··· Records shown ···
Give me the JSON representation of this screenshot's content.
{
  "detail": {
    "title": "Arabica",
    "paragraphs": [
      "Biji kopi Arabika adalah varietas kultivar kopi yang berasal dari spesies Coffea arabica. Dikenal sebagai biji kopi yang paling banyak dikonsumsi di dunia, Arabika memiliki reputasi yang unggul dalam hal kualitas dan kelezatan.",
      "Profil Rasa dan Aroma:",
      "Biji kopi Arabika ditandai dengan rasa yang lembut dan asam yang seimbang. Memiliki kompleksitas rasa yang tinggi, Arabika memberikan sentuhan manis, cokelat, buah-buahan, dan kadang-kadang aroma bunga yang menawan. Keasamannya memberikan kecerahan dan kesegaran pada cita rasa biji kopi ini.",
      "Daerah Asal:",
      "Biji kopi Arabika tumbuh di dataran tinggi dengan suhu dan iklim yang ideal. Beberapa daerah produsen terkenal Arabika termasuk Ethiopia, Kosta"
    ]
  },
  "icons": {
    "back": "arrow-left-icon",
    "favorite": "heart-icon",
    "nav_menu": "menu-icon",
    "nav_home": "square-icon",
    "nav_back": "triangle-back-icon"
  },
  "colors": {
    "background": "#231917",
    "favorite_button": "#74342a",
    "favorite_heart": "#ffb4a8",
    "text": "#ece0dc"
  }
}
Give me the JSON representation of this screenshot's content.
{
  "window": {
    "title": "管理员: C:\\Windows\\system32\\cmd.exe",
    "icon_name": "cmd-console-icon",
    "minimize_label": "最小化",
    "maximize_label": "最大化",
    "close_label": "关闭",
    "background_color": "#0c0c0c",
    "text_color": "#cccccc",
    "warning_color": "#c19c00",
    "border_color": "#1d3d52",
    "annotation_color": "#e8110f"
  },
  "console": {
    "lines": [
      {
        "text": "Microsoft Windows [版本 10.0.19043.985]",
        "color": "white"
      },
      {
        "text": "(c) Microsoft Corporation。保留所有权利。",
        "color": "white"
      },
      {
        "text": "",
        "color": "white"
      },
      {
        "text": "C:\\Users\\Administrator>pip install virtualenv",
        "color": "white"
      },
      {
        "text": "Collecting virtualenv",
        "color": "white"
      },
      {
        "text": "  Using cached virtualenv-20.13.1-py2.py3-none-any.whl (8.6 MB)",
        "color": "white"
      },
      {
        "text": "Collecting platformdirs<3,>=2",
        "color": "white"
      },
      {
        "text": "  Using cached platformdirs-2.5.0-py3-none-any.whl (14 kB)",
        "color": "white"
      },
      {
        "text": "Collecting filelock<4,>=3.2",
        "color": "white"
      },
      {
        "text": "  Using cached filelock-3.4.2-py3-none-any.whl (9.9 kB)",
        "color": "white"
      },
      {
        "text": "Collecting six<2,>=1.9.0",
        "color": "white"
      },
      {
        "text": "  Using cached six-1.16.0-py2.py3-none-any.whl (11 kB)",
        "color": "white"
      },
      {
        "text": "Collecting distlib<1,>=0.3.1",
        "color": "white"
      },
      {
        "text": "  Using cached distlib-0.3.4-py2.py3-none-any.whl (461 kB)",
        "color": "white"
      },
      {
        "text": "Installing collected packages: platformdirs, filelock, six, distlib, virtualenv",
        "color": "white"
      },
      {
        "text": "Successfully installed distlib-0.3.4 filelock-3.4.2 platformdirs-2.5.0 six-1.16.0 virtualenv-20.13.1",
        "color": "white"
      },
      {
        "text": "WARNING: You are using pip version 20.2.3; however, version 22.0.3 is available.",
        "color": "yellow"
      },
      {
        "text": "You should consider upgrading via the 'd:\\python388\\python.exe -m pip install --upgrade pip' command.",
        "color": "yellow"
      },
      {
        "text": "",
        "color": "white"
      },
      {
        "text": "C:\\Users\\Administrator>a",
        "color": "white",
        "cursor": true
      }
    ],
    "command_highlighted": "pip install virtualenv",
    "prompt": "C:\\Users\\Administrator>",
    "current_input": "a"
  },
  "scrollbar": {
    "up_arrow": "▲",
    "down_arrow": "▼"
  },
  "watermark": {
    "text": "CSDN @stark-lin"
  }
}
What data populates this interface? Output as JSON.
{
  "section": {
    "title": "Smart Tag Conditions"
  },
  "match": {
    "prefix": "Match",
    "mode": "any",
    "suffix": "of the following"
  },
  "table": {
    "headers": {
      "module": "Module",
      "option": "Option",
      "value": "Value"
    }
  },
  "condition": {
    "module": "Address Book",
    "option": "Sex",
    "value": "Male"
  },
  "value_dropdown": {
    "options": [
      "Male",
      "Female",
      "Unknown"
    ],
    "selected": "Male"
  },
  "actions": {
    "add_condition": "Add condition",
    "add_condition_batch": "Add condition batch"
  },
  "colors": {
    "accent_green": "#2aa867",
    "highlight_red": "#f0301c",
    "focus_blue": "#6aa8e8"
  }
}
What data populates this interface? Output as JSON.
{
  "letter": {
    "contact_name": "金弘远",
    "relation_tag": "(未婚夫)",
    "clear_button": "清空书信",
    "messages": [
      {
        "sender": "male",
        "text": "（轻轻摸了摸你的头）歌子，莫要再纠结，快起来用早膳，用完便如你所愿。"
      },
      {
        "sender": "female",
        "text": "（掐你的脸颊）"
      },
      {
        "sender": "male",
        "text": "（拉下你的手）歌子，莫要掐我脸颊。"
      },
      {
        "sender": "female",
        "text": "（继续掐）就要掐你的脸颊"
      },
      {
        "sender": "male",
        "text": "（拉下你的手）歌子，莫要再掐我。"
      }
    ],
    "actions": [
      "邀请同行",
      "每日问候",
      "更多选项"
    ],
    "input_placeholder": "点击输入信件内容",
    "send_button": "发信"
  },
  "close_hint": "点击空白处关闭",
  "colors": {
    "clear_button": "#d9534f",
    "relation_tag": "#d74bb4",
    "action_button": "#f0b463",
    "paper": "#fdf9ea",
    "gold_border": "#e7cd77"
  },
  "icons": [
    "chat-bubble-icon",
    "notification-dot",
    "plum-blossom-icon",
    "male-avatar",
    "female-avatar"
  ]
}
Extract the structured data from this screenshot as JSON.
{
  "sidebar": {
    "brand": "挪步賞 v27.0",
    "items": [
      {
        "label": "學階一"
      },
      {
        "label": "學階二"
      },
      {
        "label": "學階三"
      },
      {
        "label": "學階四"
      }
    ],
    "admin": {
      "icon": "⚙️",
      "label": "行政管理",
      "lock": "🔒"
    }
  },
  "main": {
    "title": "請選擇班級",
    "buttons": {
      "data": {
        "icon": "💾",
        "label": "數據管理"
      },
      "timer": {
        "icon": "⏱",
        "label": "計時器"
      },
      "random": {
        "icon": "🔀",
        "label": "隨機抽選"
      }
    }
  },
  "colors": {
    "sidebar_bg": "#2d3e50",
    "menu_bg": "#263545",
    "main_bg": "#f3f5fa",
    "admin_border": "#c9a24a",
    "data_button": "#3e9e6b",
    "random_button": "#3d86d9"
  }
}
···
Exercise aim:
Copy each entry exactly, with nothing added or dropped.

Solution to the problem:
Give me the JSON representation of this screenshot's content.
{
  "detail": {
    "title": "Arabica",
    "paragraphs": [
      "Biji kopi Arabika adalah varietas kultivar kopi yang berasal dari spesies Coffea arabica. Dikenal sebagai biji kopi yang paling banyak dikonsumsi di dunia, Arabika memiliki reputasi yang unggul dalam hal kualitas dan kelezatan.",
      "Profil Rasa dan Aroma:",
      "Biji kopi Arabika ditandai dengan rasa yang lembut dan asam yang seimbang. Memiliki kompleksitas rasa yang tinggi, Arabika memberikan sentuhan manis, cokelat, buah-buahan, dan kadang-kadang aroma bunga yang menawan. Keasamannya memberikan kecerahan dan kesegaran pada cita rasa biji kopi ini.",
      "Daerah Asal:",
      "Biji kopi Arabika tumbuh di dataran tinggi dengan suhu dan iklim yang ideal. Beberapa daerah produsen terkenal Arabika termasuk Ethiopia, Kosta"
    ]
  },
  "icons": {
    "back": "arrow-left-icon",
    "favorite": "heart-icon",
    "nav_menu": "menu-icon",
    "nav_home": "square-icon",
    "nav_back": "triangle-back-icon"
  },
  "colors": {
    "background": "#231917",
    "favorite_button": "#74342a",
    "favorite_heart": "#ffb4a8",
    "text": "#ece0dc"
  }
}
Give me the JSON representation of this screenshot's content.
{
  "window": {
    "title": "管理员: C:\\Windows\\system32\\cmd.exe",
    "icon_name": "cmd-console-icon",
    "minimize_label": "最小化",
    "maximize_label": "最大化",
    "close_label": "关闭",
    "background_color": "#0c0c0c",
    "text_color": "#cccccc",
    "warning_color": "#c19c00",
    "border_color": "#1d3d52",
    "annotation_color": "#e8110f"
  },
  "console": {
    "lines": [
      {
        "text": "Microsoft Windows [版本 10.0.19043.985]",
        "color": "white"
      },
      {
        "text": "(c) Microsoft Corporation。保留所有权利。",
        "color": "white"
      },
      {
        "text": "",
        "color": "white"
      },
      {
        "text": "C:\\Users\\Administrator>pip install virtualenv",
        "color": "white"
      },
      {
        "text": "Collecting virtualenv",
        "color": "white"
      },
      {
        "text": "  Using cached virtualenv-20.13.1-py2.py3-none-any.whl (8.6 MB)",
        "color": "white"
      },
      {
        "text": "Collecting platformdirs<3,>=2",
        "color": "white"
      },
      {
        "text": "  Using cached platformdirs-2.5.0-py3-none-any.whl (14 kB)",
        "color": "white"
      },
      {
        "text": "Collecting filelock<4,>=3.2",
        "color": "white"
      },
      {
        "text": "  Using cached filelock-3.4.2-py3-none-any.whl (9.9 kB)",
        "color": "white"
      },
      {
        "text": "Collecting six<2,>=1.9.0",
        "color": "white"
      },
      {
        "text": "  Using cached six-1.16.0-py2.py3-none-any.whl (11 kB)",
        "color": "white"
      },
      {
        "text": "Collecting distlib<1,>=0.3.1",
        "color": "white"
      },
      {
        "text": "  Using cached distlib-0.3.4-py2.py3-none-any.whl (461 kB)",
        "color": "white"
      },
      {
        "text": "Installing collected packages: platformdirs, filelock, six, distlib, virtualenv",
        "color": "white"
      },
      {
        "text": "Successfully installed distlib-0.3.4 filelock-3.4.2 platformdirs-2.5.0 six-1.16.0 virtualenv-20.13.1",
        "color": "white"
      },
      {
        "text": "WARNING: You are using pip version 20.2.3; however, version 22.0.3 is available.",
        "color": "yellow"
      },
      {
        "text": "You should consider upgrading via the 'd:\\python388\\python.exe -m pip install --upgrade pip' command.",
        "color": "yellow"
      },
      {
        "text": "",
        "color": "white"
      },
      {
        "text": "C:\\Users\\Administrator>a",
        "color": "white",
        "cursor": true
      }
    ],
    "command_highlighted": "pip install virtualenv",
    "prompt": "C:\\Users\\Administrator>",
    "current_input": "a"
  },
  "scrollbar": {
    "up_arrow": "▲",
    "down_arrow": "▼"
  },
  "watermark": {
    "text": "CSDN @stark-lin"
  }
}
What data populates this interface? Output as JSON.
{
  "section": {
    "title": "Smart Tag Conditions"
  },
  "match": {
    "prefix": "Match",
    "mode": "any",
    "suffix": "of the following"
  },
  "table": {
    "headers": {
      "module": "Module",
      "option": "Option",
      "value": "Value"
    }
  },
  "condition": {
    "module": "Address Book",
    "option": "Sex",
    "value": "Male"
  },
  "value_dropdown": {
    "options": [
      "Male",
      "Female",
      "Unknown"
    ],
    "selected": "Male"
  },
  "actions": {
    "add_condition": "Add condition",
    "add_condition_batch": "Add condition batch"
  },
  "colors": {
    "accent_green": "#2aa867",
    "highlight_red": "#f0301c",
    "focus_blue": "#6aa8e8"
  }
}
What data populates this interface? Output as JSON.
{
  "letter": {
    "contact_name": "金弘远",
    "relation_tag": "(未婚夫)",
    "clear_button": "清空书信",
    "messages": [
      {
        "sender": "male",
        "text": "（轻轻摸了摸你的头）歌子，莫要再纠结，快起来用早膳，用完便如你所愿。"
      },
      {
        "sender": "female",
        "text": "（掐你的脸颊）"
      },
      {
        "sender": "male",
        "text": "（拉下你的手）歌子，莫要掐我脸颊。"
      },
      {
        "sender": "female",
        "text": "（继续掐）就要掐你的脸颊"
      },
      {
        "sender": "male",
        "text": "（拉下你的手）歌子，莫要再掐我。"
      }
    ],
    "actions": [
      "邀请同行",
      "每日问候",
      "更多选项"
    ],
    "input_placeholder": "点击输入信件内容",
    "send_button": "发信"
  },
  "close_hint": "点击空白处关闭",
  "colors": {
    "clear_button": "#d9534f",
    "relation_tag": "#d74bb4",
    "action_button": "#f0b463",
    "paper": "#fdf9ea",
    "gold_border": "#e7cd77"
  },
  "icons": [
    "chat-bubble-icon",
    "notification-dot",
    "plum-blossom-icon",
    "male-avatar",
    "female-avatar"
  ]
}
Extract the structured data from this screenshot as JSON.
{
  "sidebar": {
    "brand": "挪步賞 v27.0",
    "items": [
      {
        "label": "學階一"
      },
      {
        "label": "學階二"
      },
      {
        "label": "學階三"
      },
      {
        "label": "學階四"
      }
    ],
    "admin": {
      "icon": "⚙️",
      "label": "行政管理",
      "lock": "🔒"
    }
  },
  "main": {
    "title": "請選擇班級",
    "buttons": {
      "data": {
        "icon": "💾",
        "label": "數據管理"
      },
      "timer": {
        "icon": "⏱",
        "label": "計時器"
      },
      "random": {
        "icon": "🔀",
        "label": "隨機抽選"
      }
    }
  },
  "colors": {
    "sidebar_bg": "#2d3e50",
    "menu_bg": "#263545",
    "main_bg": "#f3f5fa",
    "admin_border": "#c9a24a",
    "data_button": "#3e9e6b",
    "random_button": "#3d86d9"
  }
}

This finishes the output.